A shining light
In 2008, Professor Payne was awarded the Marconi Society Prize and Fellowship for his work at the ORC, joining a list of previous winners including worldwide web creator, Sir Tim Berners-Lee, and Google founders, Sergey Brin and Larry Page.
Established in 1975, the Marconi Society annually recognises a living scientist whose work has advanced the social, economic and cultural status of all humanity.
Other information with highlights included in text above
The EPSRC grants awarded to the ORC include:
- £4,659,975 Innovative Manufacturing Research Centre 2010-2015
- £5,004,806 Programme Grant 2010-2015
- £7,179,095 Portfolio Partnership 2004-2009
- £162,042 Standard Research Grant 2003-2004
- £254,574 Standard Research Grant 2000-2003
- £2,056,683 Standard Research Grant 1999-2003
- 1961: University of Southampton begins laser related research.
- 1964: Prof David Payne enrols at the University of Southampton. Later, he becomes one of the world’s first PhD students in optical communications, and is now director of the ORC.
- 1966: Work on optical fibres begins at the University of Southampton to explore long distance light communication.
- 1975: Prof Alec Gambling and Prof Payne’s paper, Zero Material Dispersion in Optical Fibre, pioneers new transmission techniques that maximise the transmission rate in optical communications.
- 1980: York Ltd formed to commercialise the University of Southampton work.
- 1987: Prof Payne and his team develop the Erbium-Doped Fibre Amplifier, a key device for internet expansion, as it allows the transmission of vast amounts of data over fibre networks. This led to an explosive growth in optical fibre deployment, worldwide.
- 1989: The ORC is established with EPSRC funding. It is now a world-leading centre for photonics, optical telecommunication and high-power lasers.
- 2000: Sensa, formed from the merger of University of Southampton spin-out, York Sensors, and Sensor Highway. Sensa is the world’s leading provider of fibre-optic temperature sensing solutions, and employs more than 100 people.
- 2000: Southampton Photonics Inc (SPI Lasers) formed, creating 150 jobs. SPI Lasers develops and manufactures high power fibre lasers for a wide variety of marking and micromachining applications creating 150 jobs.
- 2001: Fibercore Ltd, spun out of University of Southampton research to manufacture specialist optical fibres, is named the UK’s most successful manufacturer by Experion. The company has also won four Queen’s Awards for Enterprise.
- 2003: Stratophase Ltd spun out to commercialise new ORC research on wavelength conversion and optical biosensors.
- 2004: ChG Southampton Ltd is spun out of ORC research specialising in cutting edge optical materials for medical and data storage technologies.
- 2005: SPI Lasers valued at £40m when floated on AIM.
- 2007: The ‘flat fibre’ – a pioneering optical fibre with greater versatility, developed and patented by researchers from the ORC’s planar optical materials and silica fibre fabrication groups.
- 2008: SPI Lasers acquired by TRUMPF, one of the world’s leading industrial laser manufacturers.

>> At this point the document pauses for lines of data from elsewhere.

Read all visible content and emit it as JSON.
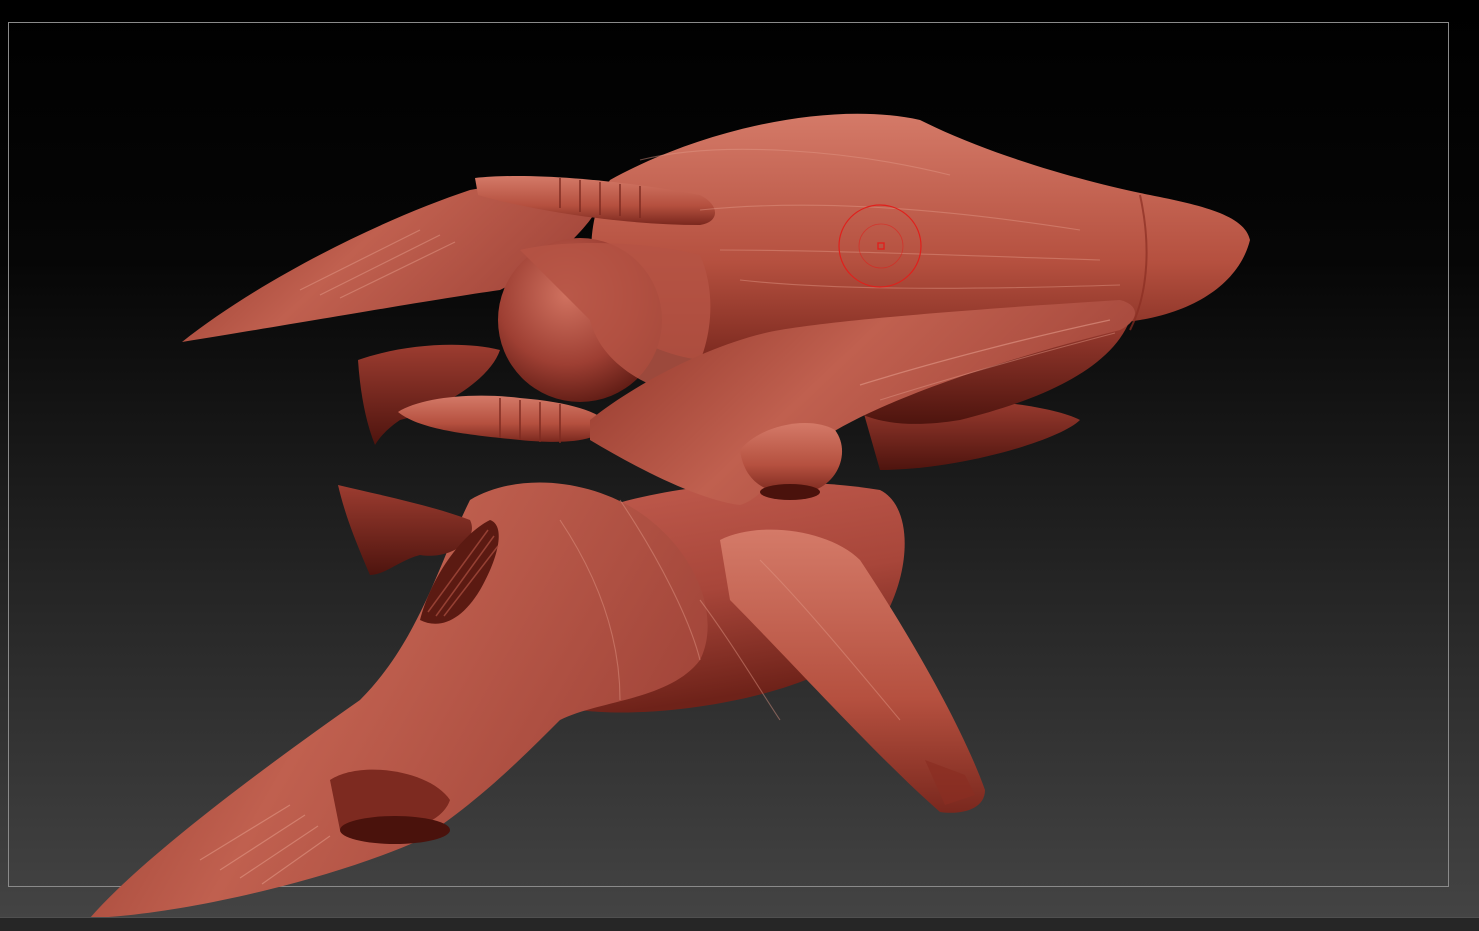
{
  "viewport": {
    "background_top": "#000000",
    "background_bottom": "#454545",
    "frame_color": "#8a8a8a"
  },
  "model": {
    "material_color": "#b3493c",
    "highlight_color": "#d77a68",
    "shadow_color": "#5e1a14",
    "panel_line_color": "#e39a88"
  },
  "brush_cursor": {
    "icon": "brush-cursor-icon",
    "color": "#e0201c"
  }
}
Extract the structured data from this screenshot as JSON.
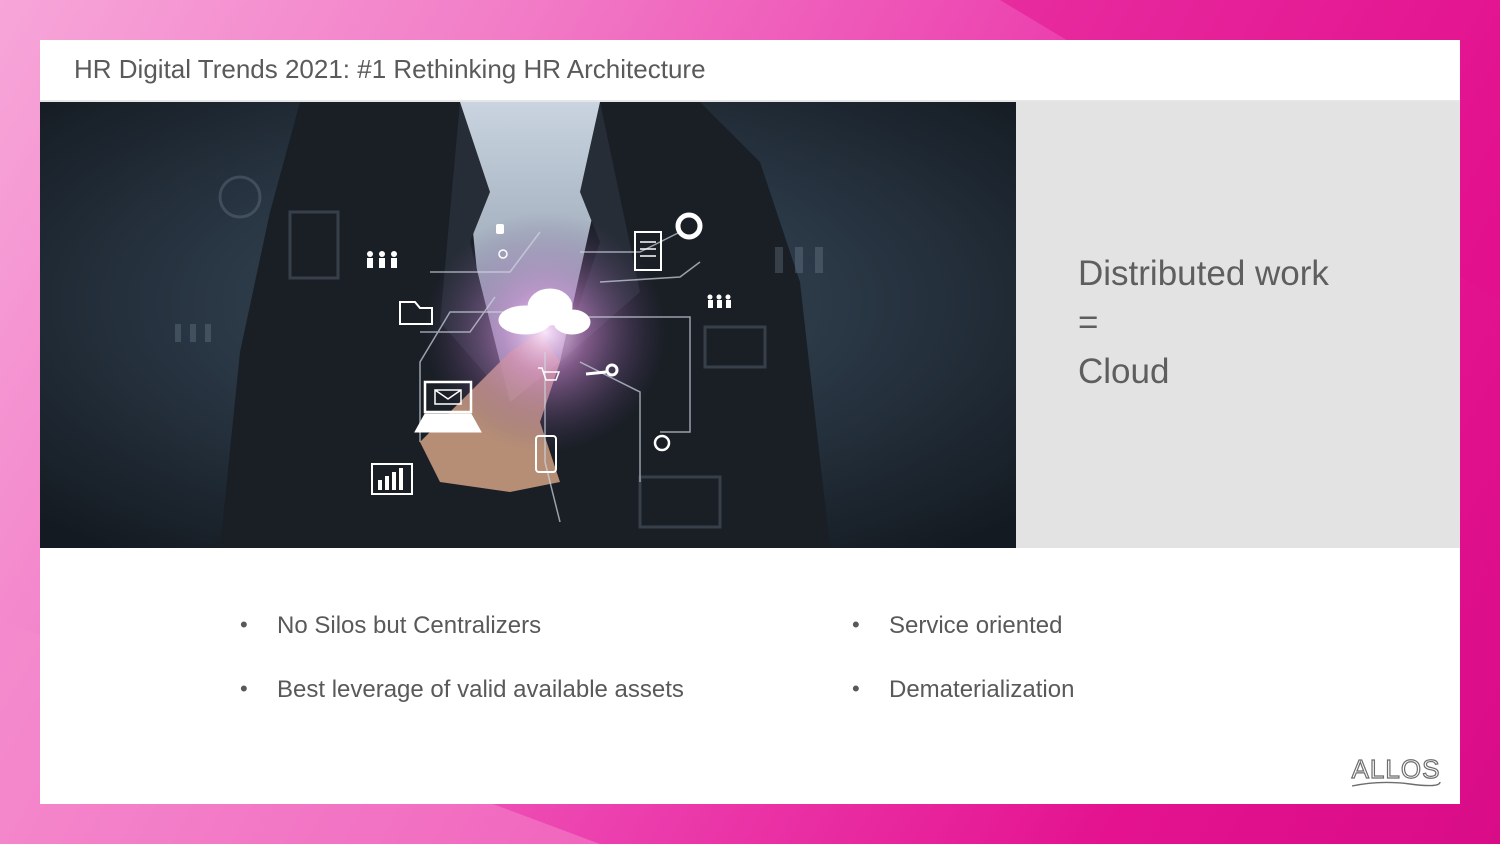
{
  "slide": {
    "title": "HR Digital Trends 2021: #1 Rethinking HR Architecture"
  },
  "side_panel": {
    "lines": [
      "Distributed work",
      "=",
      "Cloud"
    ]
  },
  "bullets": {
    "left": [
      "No Silos but Centralizers",
      "Best leverage of valid available assets"
    ],
    "right": [
      "Service oriented",
      "Dematerialization"
    ],
    "marker": "•"
  },
  "logo": {
    "text": "ALLOS"
  },
  "colors": {
    "background_pink": "#e4128f",
    "panel_gray": "#e3e3e3",
    "text_gray": "#5a5a5a"
  },
  "icons": [
    "people-icon",
    "folder-icon",
    "cloud-icon",
    "document-icon",
    "donut-chart-icon",
    "mail-icon",
    "laptop-icon",
    "key-icon",
    "cart-icon",
    "phone-icon",
    "bar-chart-icon",
    "globe-search-icon"
  ]
}
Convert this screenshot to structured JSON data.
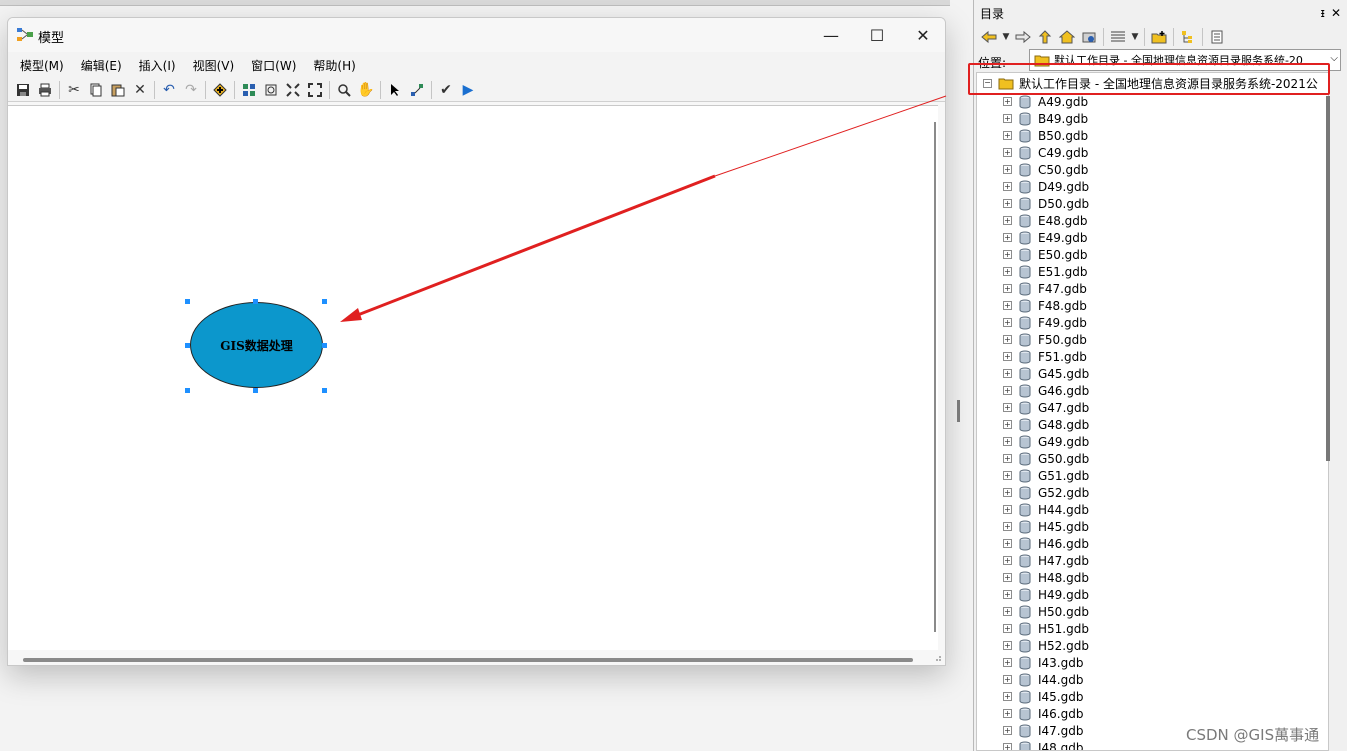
{
  "model_window": {
    "title": "模型",
    "menus": [
      "模型(M)",
      "编辑(E)",
      "插入(I)",
      "视图(V)",
      "窗口(W)",
      "帮助(H)"
    ],
    "minimize": "—",
    "maximize": "☐",
    "close": "✕",
    "process_label": "GIS数据处理",
    "process_color": "#0c97cc"
  },
  "catalog": {
    "title": "目录",
    "pin": "ᵻ",
    "close": "✕",
    "location_label": "位置:",
    "location_value": "默认工作目录 - 全国地理信息资源目录服务系统-20",
    "root_label": "默认工作目录 - 全国地理信息资源目录服务系统-2021公",
    "items": [
      "A49.gdb",
      "B49.gdb",
      "B50.gdb",
      "C49.gdb",
      "C50.gdb",
      "D49.gdb",
      "D50.gdb",
      "E48.gdb",
      "E49.gdb",
      "E50.gdb",
      "E51.gdb",
      "F47.gdb",
      "F48.gdb",
      "F49.gdb",
      "F50.gdb",
      "F51.gdb",
      "G45.gdb",
      "G46.gdb",
      "G47.gdb",
      "G48.gdb",
      "G49.gdb",
      "G50.gdb",
      "G51.gdb",
      "G52.gdb",
      "H44.gdb",
      "H45.gdb",
      "H46.gdb",
      "H47.gdb",
      "H48.gdb",
      "H49.gdb",
      "H50.gdb",
      "H51.gdb",
      "H52.gdb",
      "I43.gdb",
      "I44.gdb",
      "I45.gdb",
      "I46.gdb",
      "I47.gdb",
      "I48.gdb"
    ]
  },
  "watermark": "CSDN @GIS萬事通",
  "annotation_color": "#e02020"
}
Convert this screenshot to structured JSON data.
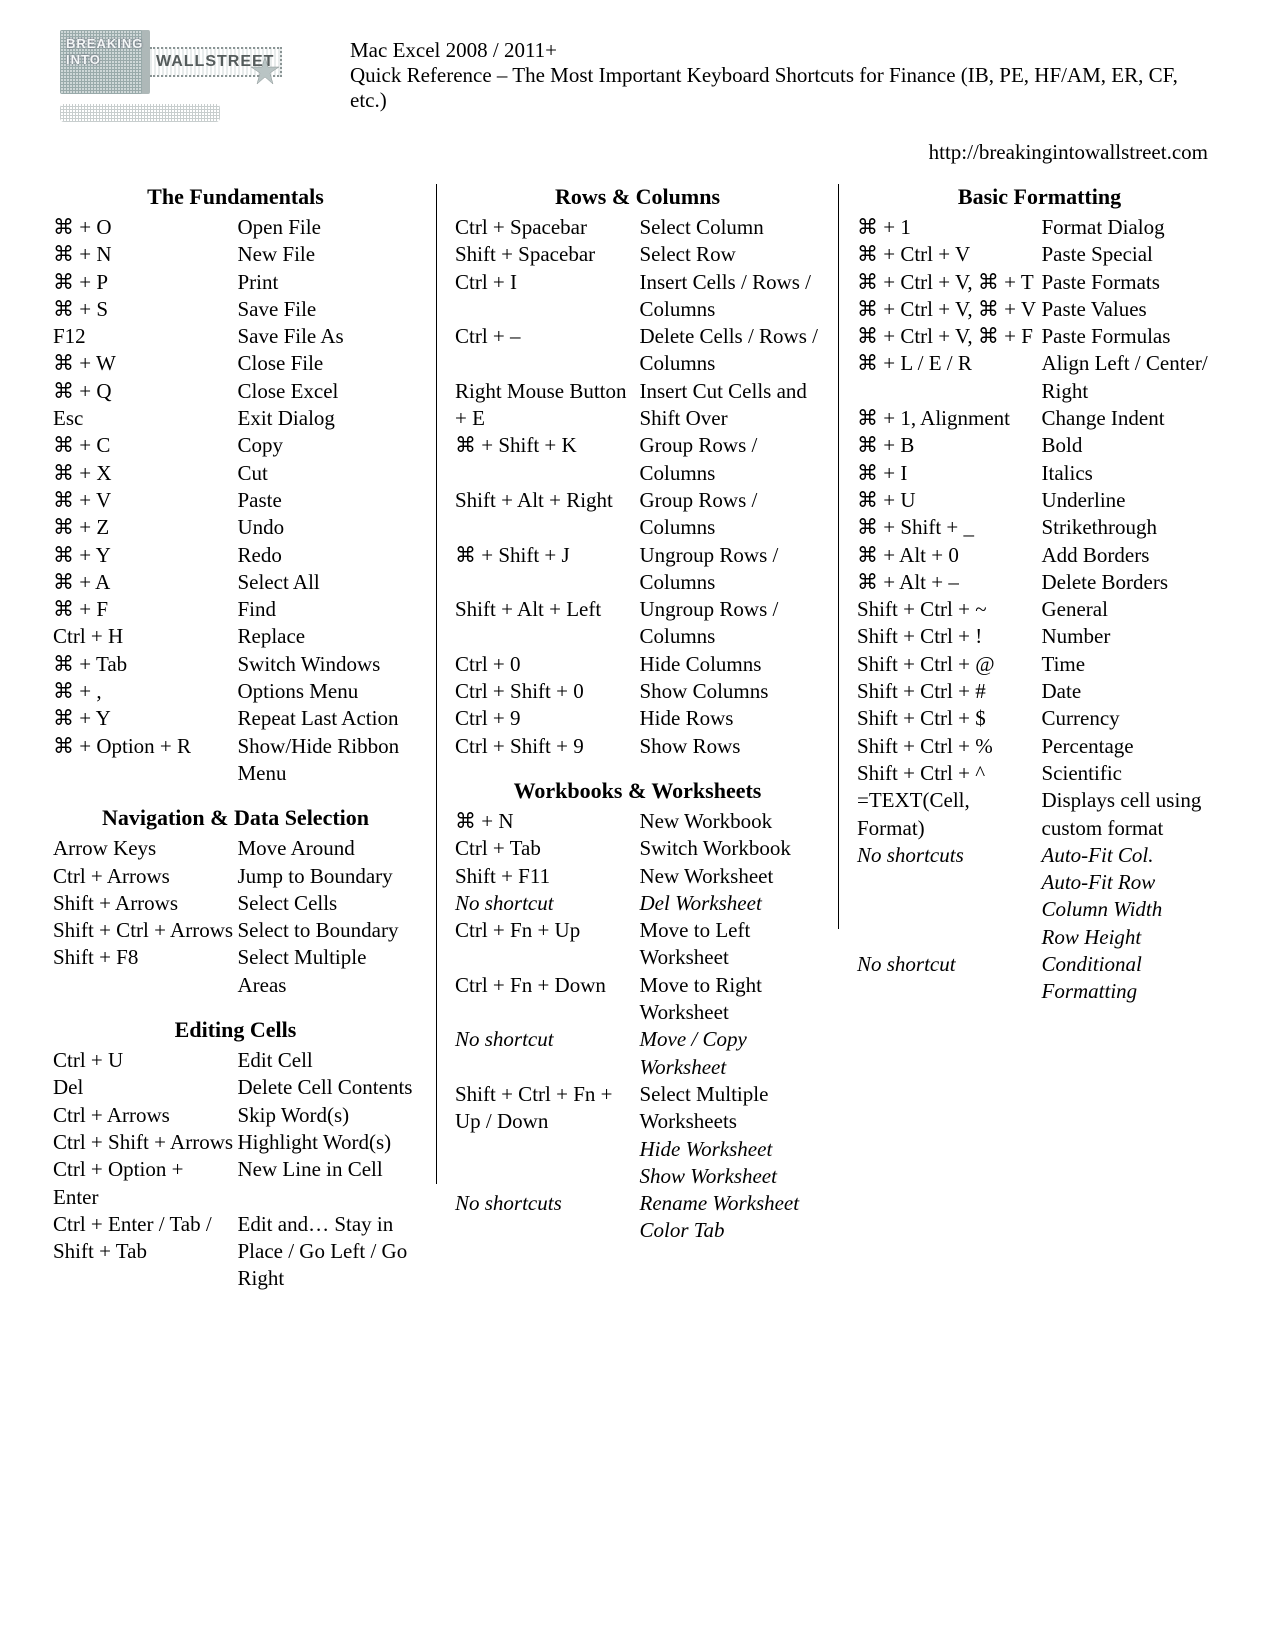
{
  "cmd_symbol": "⌘",
  "logo": {
    "word1": "BREAKING",
    "word2": "INTO",
    "word3": "WALLSTREET"
  },
  "header": {
    "line1": "Mac Excel 2008 / 2011+",
    "line2": "Quick Reference – The Most Important Keyboard Shortcuts for Finance (IB, PE, HF/AM, ER, CF, etc.)"
  },
  "url": "http://breakingintowallstreet.com",
  "columns": [
    {
      "sections": [
        {
          "title": "The Fundamentals",
          "rows": [
            {
              "k": "⌘ + O",
              "v": "Open File"
            },
            {
              "k": "⌘ + N",
              "v": "New File"
            },
            {
              "k": "⌘ + P",
              "v": "Print"
            },
            {
              "k": "⌘ + S",
              "v": "Save File"
            },
            {
              "k": "F12",
              "v": "Save File As"
            },
            {
              "k": "⌘ + W",
              "v": "Close File"
            },
            {
              "k": "⌘ + Q",
              "v": "Close Excel"
            },
            {
              "k": "Esc",
              "v": "Exit Dialog"
            },
            {
              "k": "⌘ + C",
              "v": "Copy"
            },
            {
              "k": "⌘ + X",
              "v": "Cut"
            },
            {
              "k": "⌘ + V",
              "v": "Paste"
            },
            {
              "k": "⌘ + Z",
              "v": "Undo"
            },
            {
              "k": "⌘ + Y",
              "v": "Redo"
            },
            {
              "k": "⌘ + A",
              "v": "Select All"
            },
            {
              "k": "⌘ + F",
              "v": "Find"
            },
            {
              "k": "Ctrl + H",
              "v": "Replace"
            },
            {
              "k": "⌘ + Tab",
              "v": "Switch Windows"
            },
            {
              "k": "⌘ + ,",
              "v": "Options Menu"
            },
            {
              "k": "⌘ + Y",
              "v": "Repeat Last Action"
            },
            {
              "k": "⌘ + Option + R",
              "v": "Show/Hide Ribbon Menu"
            }
          ]
        },
        {
          "title": "Navigation & Data Selection",
          "rows": [
            {
              "k": "Arrow Keys",
              "v": "Move Around"
            },
            {
              "k": "Ctrl + Arrows",
              "v": "Jump to Boundary"
            },
            {
              "k": "Shift + Arrows",
              "v": "Select Cells"
            },
            {
              "k": "Shift + Ctrl + Arrows",
              "v": "Select to Boundary"
            },
            {
              "k": "Shift + F8",
              "v": "Select Multiple Areas"
            }
          ]
        },
        {
          "title": "Editing Cells",
          "rows": [
            {
              "k": "Ctrl + U",
              "v": "Edit Cell"
            },
            {
              "k": "Del",
              "v": "Delete Cell Contents"
            },
            {
              "k": "Ctrl + Arrows",
              "v": "Skip Word(s)"
            },
            {
              "k": "Ctrl + Shift + Arrows",
              "v": "Highlight Word(s)"
            },
            {
              "k": "Ctrl + Option + Enter",
              "v": "New Line in Cell"
            },
            {
              "k": "Ctrl + Enter / Tab / Shift + Tab",
              "v": "Edit and… Stay in Place / Go Left / Go Right"
            }
          ]
        }
      ]
    },
    {
      "sections": [
        {
          "title": "Rows & Columns",
          "rows": [
            {
              "k": "Ctrl + Spacebar",
              "v": "Select Column"
            },
            {
              "k": "Shift + Spacebar",
              "v": "Select Row"
            },
            {
              "k": "Ctrl + I",
              "v": "Insert Cells / Rows / Columns"
            },
            {
              "k": "Ctrl + –",
              "v": "Delete Cells / Rows / Columns"
            },
            {
              "k": "Right Mouse Button + E",
              "v": "Insert Cut Cells and Shift Over"
            },
            {
              "k": "⌘ + Shift + K",
              "v": "Group Rows / Columns"
            },
            {
              "k": "Shift + Alt + Right",
              "v": "Group Rows / Columns"
            },
            {
              "k": "⌘ + Shift + J",
              "v": "Ungroup Rows / Columns"
            },
            {
              "k": "Shift + Alt + Left",
              "v": "Ungroup Rows / Columns"
            },
            {
              "k": "Ctrl + 0",
              "v": "Hide Columns"
            },
            {
              "k": "Ctrl + Shift + 0",
              "v": "Show Columns"
            },
            {
              "k": "Ctrl + 9",
              "v": "Hide Rows"
            },
            {
              "k": "Ctrl + Shift + 9",
              "v": "Show Rows"
            }
          ]
        },
        {
          "title": "Workbooks & Worksheets",
          "rows": [
            {
              "k": "⌘ + N",
              "v": "New Workbook"
            },
            {
              "k": "Ctrl + Tab",
              "v": "Switch Workbook"
            },
            {
              "k": "Shift + F11",
              "v": "New Worksheet"
            },
            {
              "k": "No shortcut",
              "v": "Del Worksheet",
              "italic": true
            },
            {
              "k": "Ctrl + Fn + Up",
              "v": "Move to Left Worksheet"
            },
            {
              "k": "Ctrl + Fn + Down",
              "v": "Move to Right Worksheet"
            },
            {
              "k": "No shortcut",
              "v": "Move / Copy Worksheet",
              "italic": true
            },
            {
              "k": "Shift + Ctrl + Fn + Up / Down",
              "v": "Select Multiple Worksheets"
            },
            {
              "k": "",
              "v": "Hide Worksheet",
              "italic": true
            },
            {
              "k": "",
              "v": "Show Worksheet",
              "italic": true
            },
            {
              "k": "No shortcuts",
              "v": "Rename Worksheet",
              "italic": true
            },
            {
              "k": "",
              "v": "Color Tab",
              "italic": true
            }
          ]
        }
      ]
    },
    {
      "sections": [
        {
          "title": "Basic Formatting",
          "rows": [
            {
              "k": "⌘ + 1",
              "v": "Format Dialog"
            },
            {
              "k": "⌘ + Ctrl + V",
              "v": "Paste Special"
            },
            {
              "k": "⌘ + Ctrl + V, ⌘ + T",
              "v": "Paste Formats"
            },
            {
              "k": "⌘ + Ctrl + V, ⌘ + V",
              "v": "Paste Values"
            },
            {
              "k": "⌘ + Ctrl + V, ⌘ + F",
              "v": "Paste Formulas"
            },
            {
              "k": "⌘ + L / E / R",
              "v": "Align Left / Center/ Right"
            },
            {
              "k": "⌘ + 1, Alignment",
              "v": "Change Indent"
            },
            {
              "k": "⌘ + B",
              "v": "Bold"
            },
            {
              "k": "⌘ + I",
              "v": "Italics"
            },
            {
              "k": "⌘ + U",
              "v": "Underline"
            },
            {
              "k": "⌘ + Shift + _",
              "v": "Strikethrough"
            },
            {
              "k": "⌘ + Alt + 0",
              "v": "Add Borders"
            },
            {
              "k": "⌘ + Alt + –",
              "v": "Delete Borders"
            },
            {
              "k": "Shift + Ctrl + ~",
              "v": "General"
            },
            {
              "k": "Shift + Ctrl + !",
              "v": "Number"
            },
            {
              "k": "Shift + Ctrl + @",
              "v": "Time"
            },
            {
              "k": "Shift + Ctrl + #",
              "v": "Date"
            },
            {
              "k": "Shift + Ctrl + $",
              "v": "Currency"
            },
            {
              "k": "Shift + Ctrl + %",
              "v": "Percentage"
            },
            {
              "k": "Shift + Ctrl + ^",
              "v": "Scientific"
            },
            {
              "k": "=TEXT(Cell, Format)",
              "v": "Displays cell using custom format"
            },
            {
              "k": "No shortcuts",
              "v": "Auto-Fit Col.",
              "italic": true
            },
            {
              "k": "",
              "v": "Auto-Fit Row",
              "italic": true
            },
            {
              "k": "",
              "v": "Column Width",
              "italic": true
            },
            {
              "k": "",
              "v": "Row Height",
              "italic": true
            },
            {
              "k": "No shortcut",
              "v": "Conditional Formatting",
              "italic": true
            }
          ]
        }
      ]
    }
  ]
}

- 2009: Fianium, spun out of ORC research, wins the Queen’s Award for Enterprise following sustained growth of 7%. Company opens new facility in USA.
- 2009: Point Source wins its second Queen’s Award for Enterprise, having increased overseas revenues by 86% in three years, selling £33m of exports.
- 2009: Covesion formed to develop and sell nonlinear optical technologies.
Key Facts and Figures
- The ORC files around 20 patents a year.
- They are currently 700 doctoral level ORC alumni holding senior positions in industry and academia, worldwide .
- Its annual 200 plus academic publications mark the ORC as an international leader in research
- The ORC has created world-beating 10W – 2.2kW lasers.
- The ORC has developed non-toxic glass fibres for use in key-hole surgery.
- As a result of research carried out by the ORC, there has been a 30% increase in the number of surgical stents manufactured with fibre lasers, worldwide.